Even during the Saudi/Putin reprieve in 2018, the shale industry has been dependent on diagonal drilling in Wall Street, where the industry has raised in excess of $300 billion of debt and production credits over the last decade–none of which had produced a return.

Image result for images of negative cash flow in shale industry

In fact, more than $207 billion of this giant capital misallocation has already been winnowed through the bankruptcy courts, and in some case more than once. Yet in a world of free financial markets and honest price discovery on Wall Street, the overwhelming bulk of this capital would have never made its way to an early death down the well-bore.

Now that the oil price is back in the $30 per barrel zone, the next round of oil patch credit carnage is only a matter of weeks away. Their only hope is a bailout from the Donald and his band of fake GOP conservatives (at least the Dems this time are unified against the outrage of a bailout) or a hall pass from the Crown Prince of bone saws.

We think the prospects of either are negligible, but that is a very big deal when comes to the rot underneath the Donald’s ballyhooed Best Economy Ever.

The only real booming part was in the energy patch, and most of that was Fake as we will amplify in Part 2.

Image result for images of negative cash flow in shale industry

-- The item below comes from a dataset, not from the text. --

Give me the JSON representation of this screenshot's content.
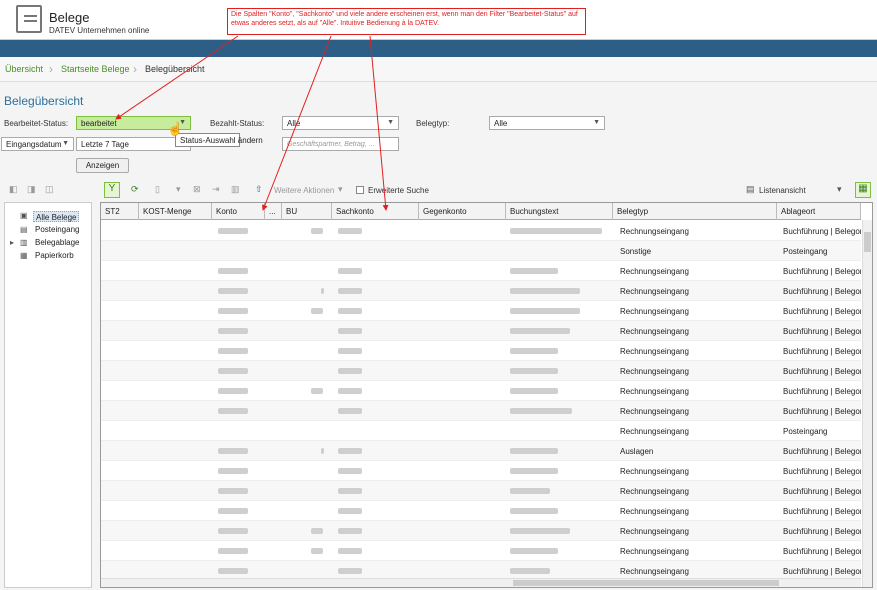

Meanwhile, the Covid-19 is proving itself to be an economic neutron bomb of frightful potency. Nearly 99.99999% of the US population is still standing, but the economy is shutting down all around them.

Accordingly, the Donald could not be more wrong about the nature of the crisis. It is secondarily a public health problem of grave import, but its primary impact will be to expose the rot and fragility on which the entire $21 trillion US economy is based.

“This is not a financial crisis,” Mr. Trump said. “This is just a temporary moment in time that we will overcome as a nation, and as a world.”

Not that Washington won’t try with every kind of bailout known to man. In Part 2 we will address the utter insanity of today’s $1.5 trillion print-a-thon by the Fed, but that’s only the opening ploy in the madness.

The attempt at “fiscal policy” will be even more egregious because Uncle Sam is already broke.

More importantly, the reason small businesses, the travel and leisure industry and laid-off/quarantined workers, among countless others, need help is that the entire thrust of Washington policy has been to strip the economic and financial system of shock absorbers, just-in-case inventories and other reserves and rainy day funds to counter the inherent dislocations of economic life.

What we are talking about here is Moral Hazard like never before.. That was perhaps conveyed this afternoon by the Donald’s double-talking empty-suit who occupies the fifth floor of the U.S. Treasury Department.

In pitching the impending bailout package for hotel, airline, and cruise ship companies, he let loose this gem:

“This package isn’t going to include everything,” Treasury Secretary Steve Mnuchin said Wednesday. “This is round one. We’ll be back for more.”

“I want to be clear: This is not bailouts. We are not looking for bailouts,” he said.

Yes, of course, he isn’t!

Without his own bailout bounty during the last crisis, in fact, when the Fed’s handed him a $3 billion payday for baby-sitting on Uncle Sam’s dime an insolvent and utterly dispensable S&L, Mnuchin would still be bumping around Hollywood trying to get the girl.

Needless to say, the Republic would be far better off if he were and did.